I’ll just let that one speak for itself. Love it.

Parents rarely let go of their children, so children let go of them. They move on. They move away. The moments that used to define them – a mother’s approval, a father’s nod – are covered by moments of their own accomplishments. It is not until much later, as the skin sags and the heart weakens, that children understand; their stories, and all their accomplishments, sit atop the stories of their mothers and fathers, stones upon stones, beneath the waters of their lives. ~ Mitch Albom in The Five People You Meet in Heaven

Okay, I have not read that book, so I can’t speak for the story or the context. I saw a fraction of that quote, the part about the stories as stones upon stones, printed somewhere. I had to search for the full passage online, and I was not disappointed when I found it.

I am a dog, and I know how to fast. It’s a part of the genetic background for which I have such contempt. When God gave men big brains, he took away the pads on their feet and made them susceptible to salmonella. When he denied dogs the use of thumbs, he have them the ability to survive without food for extended periods. While a thumb – one thumb!  – would have been very helpful at that time, allowing me to turn a stupid doorknob and escape, the second best tool, and the one at my disposal, was my ability to go without nourishment… ~ Garth Stein in The Art of Racing in the Rain

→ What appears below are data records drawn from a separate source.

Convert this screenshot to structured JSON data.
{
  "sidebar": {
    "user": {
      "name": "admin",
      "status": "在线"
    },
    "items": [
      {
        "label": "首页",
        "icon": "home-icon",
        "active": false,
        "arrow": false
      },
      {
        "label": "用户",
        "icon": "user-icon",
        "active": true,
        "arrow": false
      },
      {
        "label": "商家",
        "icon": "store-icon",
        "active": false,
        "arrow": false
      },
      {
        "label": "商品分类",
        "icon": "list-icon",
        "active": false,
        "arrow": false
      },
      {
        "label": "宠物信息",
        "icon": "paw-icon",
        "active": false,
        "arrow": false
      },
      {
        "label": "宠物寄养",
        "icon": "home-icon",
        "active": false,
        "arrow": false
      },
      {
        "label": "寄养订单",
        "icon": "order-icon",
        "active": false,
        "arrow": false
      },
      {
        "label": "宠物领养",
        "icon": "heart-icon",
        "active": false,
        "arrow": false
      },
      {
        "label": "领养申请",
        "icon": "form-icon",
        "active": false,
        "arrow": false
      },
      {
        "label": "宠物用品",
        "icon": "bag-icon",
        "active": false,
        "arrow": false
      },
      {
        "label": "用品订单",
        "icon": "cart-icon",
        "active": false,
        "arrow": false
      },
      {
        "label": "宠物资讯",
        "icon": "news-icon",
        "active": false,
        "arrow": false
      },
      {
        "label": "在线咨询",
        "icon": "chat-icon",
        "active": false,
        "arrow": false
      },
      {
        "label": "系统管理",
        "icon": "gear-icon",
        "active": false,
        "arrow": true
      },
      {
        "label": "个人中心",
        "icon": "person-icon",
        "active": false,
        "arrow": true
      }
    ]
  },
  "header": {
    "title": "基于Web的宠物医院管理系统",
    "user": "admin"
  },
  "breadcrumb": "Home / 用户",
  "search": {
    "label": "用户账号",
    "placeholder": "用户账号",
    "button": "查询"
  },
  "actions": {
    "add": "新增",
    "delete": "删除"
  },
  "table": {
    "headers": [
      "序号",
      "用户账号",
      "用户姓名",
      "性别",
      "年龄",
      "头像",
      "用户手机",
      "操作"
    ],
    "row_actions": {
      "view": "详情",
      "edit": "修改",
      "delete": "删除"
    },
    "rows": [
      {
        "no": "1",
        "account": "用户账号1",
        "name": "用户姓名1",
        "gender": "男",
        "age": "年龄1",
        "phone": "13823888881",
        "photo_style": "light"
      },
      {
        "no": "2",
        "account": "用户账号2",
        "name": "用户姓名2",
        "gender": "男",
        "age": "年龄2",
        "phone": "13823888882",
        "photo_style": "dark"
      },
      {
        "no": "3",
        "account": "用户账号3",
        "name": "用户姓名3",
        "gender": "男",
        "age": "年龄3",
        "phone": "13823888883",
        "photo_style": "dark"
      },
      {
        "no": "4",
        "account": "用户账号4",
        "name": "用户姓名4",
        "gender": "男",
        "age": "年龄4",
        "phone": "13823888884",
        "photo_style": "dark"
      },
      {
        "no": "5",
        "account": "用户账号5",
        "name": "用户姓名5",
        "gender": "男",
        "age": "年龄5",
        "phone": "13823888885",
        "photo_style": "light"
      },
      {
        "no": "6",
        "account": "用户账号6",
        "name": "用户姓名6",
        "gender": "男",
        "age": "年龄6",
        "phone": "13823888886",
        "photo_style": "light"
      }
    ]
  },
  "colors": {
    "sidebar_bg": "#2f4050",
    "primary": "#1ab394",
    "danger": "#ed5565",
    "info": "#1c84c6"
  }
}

Unlike the first two, this quote (and really, the next two pages) are more meaningful as part of the context of the rest of the story. The Art of Racing in the Rain is told from the perspective of the dog, which could definitely be, well, absurd. But, my favorite thing about this book is that Enzo the Dog’s point-of-view completely makes sense. It doesn’t come across as human, and it’s somewhere between “dog” and “how we people completely anthropomorphize our pets.” In this same section, Enzo is faced with a demented stuffed zebra toy. This whole scene is why this book stands out to me – Stein takes a situation – dog is left alone so dog tears something up – and turns the scene around, successfully enough that you not only feel sorry for the dog, but also understand (sort of) his motivation.

Next time my dog eats a blanket (or a door, or a plastic swimming pool, or a box of hot chocolate), I’ll try to remember that.

Any other collectors of favorite passages out there?

What’s going on here?

By Amanda

Why start yet another book blog, you ask? I had gotten into the habit of sending my sister emails with lists of her “Required Reading” (really see my Goodreads shelves) so that we could discuss books over wine when we get to visit. Sadly, grown up life is too busy for frequent travel between Chicago and Virginia and we don’t get to have wine and book club as often as we would like. So we decided we needed a book blog so we can chat (probably still drinking wine) and get other opinions too. I can say for me that I will try any book you put in front of me. If its outside of the genres I gravitate to- mystery, YA, fantasy, women’s fiction– then as long as it has a good recommendation I’ll try it. I just love a good story!

What’s with the gun on the wall, you ask? We had the same brilliant and terrifying English teacher in high school (RIP Brother Ruhl) and one of the lessons that was imparted was from Chekhov “If there’s a gun on the wall in Act One, it’s going to go off by Act Five.” Wikipedia even tells me Chekhov said: “Remove everything that has no relevance to the story. If you say in the first chapter that there is a rifle hanging on the wall, in the second or third chapter it absolutely must go off. If it’s not going to be fired, it shouldn’t be hanging there”. Holly and I realized we couldn’t keep referencing the gun on the wall– starting our own blog– without actually breaking down and doing it, so here we are. Holly and I can text across the miles and have a toast to Brother Ruhl, Anton Chekov and lots of good books to come. Still no guns on our walls though, just book shelves.